# [TASK STATEMENT]
For each entry, repeat the text exactly and omit any picture it holds.
● ● ● ●
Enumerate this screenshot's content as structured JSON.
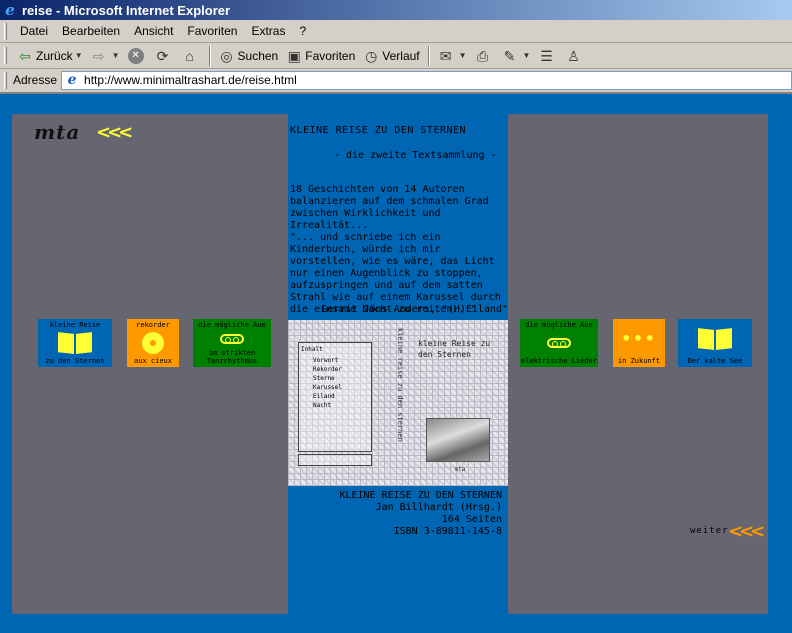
{
  "window": {
    "title": "reise - Microsoft Internet Explorer"
  },
  "menu": [
    "Datei",
    "Bearbeiten",
    "Ansicht",
    "Favoriten",
    "Extras",
    "?"
  ],
  "toolbar": {
    "back": "Zurück",
    "search": "Suchen",
    "favorites": "Favoriten",
    "history": "Verlauf"
  },
  "address": {
    "label": "Adresse",
    "url": "http://www.minimaltrashart.de/reise.html"
  },
  "site": {
    "logo": "mta",
    "chevrons": "<<<"
  },
  "content": {
    "title": "KLEINE REISE ZU DEN STERNEN",
    "subtitle": "- die zweite Textsammlung -",
    "description": "18 Geschichten von 14 Autoren balanzieren auf dem schmalen Grad zwischen Wirklichkeit und Irrealität...",
    "quote": "\"... und schriebe ich ein Kinderbuch, würde ich mir vorstellen, wie es wäre, das Licht nur einen Augenblick zu stoppen, aufzuspringen und auf dem satten Strahl wie auf einem Karussel durch die einsame Nacht zu reiten...\"",
    "quote_author": "Gerrit Jöns Anders, \"(H)Eiland\"",
    "book_title": "KLEINE REISE ZU DEN STERNEN",
    "editor": "Jan Billhardt (Hrsg.)",
    "pages": "164 Seiten",
    "isbn": "ISBN 3-89811-145-8"
  },
  "cover": {
    "spine": "kleine reise zu den sternen",
    "title": "kleine Reise zu den Sternen",
    "toc_head": "Inhalt",
    "toc_entries": [
      "Vorwort",
      "Rekorder",
      "Sterne",
      "Karussel",
      "Eiland",
      "Nacht"
    ],
    "caption": "mta"
  },
  "nav": [
    {
      "top": "kleine Reise",
      "bottom": "zu den Sternen",
      "icon": "book-icon"
    },
    {
      "top": "rekorder",
      "bottom": "aux cieux",
      "icon": "cd-icon"
    },
    {
      "top": "die mögliche Aue",
      "bottom": "im strikten Tanzrhythmus",
      "icon": "tape-icon"
    },
    {
      "top": "die mögliche Aue",
      "bottom": "elektrische Lieder",
      "icon": "tape-icon"
    },
    {
      "top": "",
      "bottom": "in Zukunft",
      "icon": "dots-icon"
    },
    {
      "top": "",
      "bottom": "Der kalte See",
      "icon": "book-icon"
    }
  ],
  "weiter": "weiter",
  "colors": {
    "page_blue": "#0066b3",
    "panel_gray": "#666670",
    "orange": "#ff9900",
    "green": "#008000",
    "yellow": "#ffff33"
  }
}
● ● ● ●
# [RESPONSE TO THE EXERCISE]
Enumerate this screenshot's content as structured JSON.
{
  "window": {
    "title": "reise - Microsoft Internet Explorer"
  },
  "menu": [
    "Datei",
    "Bearbeiten",
    "Ansicht",
    "Favoriten",
    "Extras",
    "?"
  ],
  "toolbar": {
    "back": "Zurück",
    "search": "Suchen",
    "favorites": "Favoriten",
    "history": "Verlauf"
  },
  "address": {
    "label": "Adresse",
    "url": "http://www.minimaltrashart.de/reise.html"
  },
  "site": {
    "logo": "mta",
    "chevrons": "<<<"
  },
  "content": {
    "title": "KLEINE REISE ZU DEN STERNEN",
    "subtitle": "- die zweite Textsammlung -",
    "description": "18 Geschichten von 14 Autoren balanzieren auf dem schmalen Grad zwischen Wirklichkeit und Irrealität...",
    "quote": "\"... und schriebe ich ein Kinderbuch, würde ich mir vorstellen, wie es wäre, das Licht nur einen Augenblick zu stoppen, aufzuspringen und auf dem satten Strahl wie auf einem Karussel durch die einsame Nacht zu reiten...\"",
    "quote_author": "Gerrit Jöns Anders, \"(H)Eiland\"",
    "book_title": "KLEINE REISE ZU DEN STERNEN",
    "editor": "Jan Billhardt (Hrsg.)",
    "pages": "164 Seiten",
    "isbn": "ISBN 3-89811-145-8"
  },
  "cover": {
    "spine": "kleine reise zu den sternen",
    "title": "kleine Reise zu den Sternen",
    "toc_head": "Inhalt",
    "toc_entries": [
      "Vorwort",
      "Rekorder",
      "Sterne",
      "Karussel",
      "Eiland",
      "Nacht"
    ],
    "caption": "mta"
  },
  "nav": [
    {
      "top": "kleine Reise",
      "bottom": "zu den Sternen",
      "icon": "book-icon"
    },
    {
      "top": "rekorder",
      "bottom": "aux cieux",
      "icon": "cd-icon"
    },
    {
      "top": "die mögliche Aue",
      "bottom": "im strikten Tanzrhythmus",
      "icon": "tape-icon"
    },
    {
      "top": "die mögliche Aue",
      "bottom": "elektrische Lieder",
      "icon": "tape-icon"
    },
    {
      "top": "",
      "bottom": "in Zukunft",
      "icon": "dots-icon"
    },
    {
      "top": "",
      "bottom": "Der kalte See",
      "icon": "book-icon"
    }
  ],
  "weiter": "weiter",
  "colors": {
    "page_blue": "#0066b3",
    "panel_gray": "#666670",
    "orange": "#ff9900",
    "green": "#008000",
    "yellow": "#ffff33"
  }
}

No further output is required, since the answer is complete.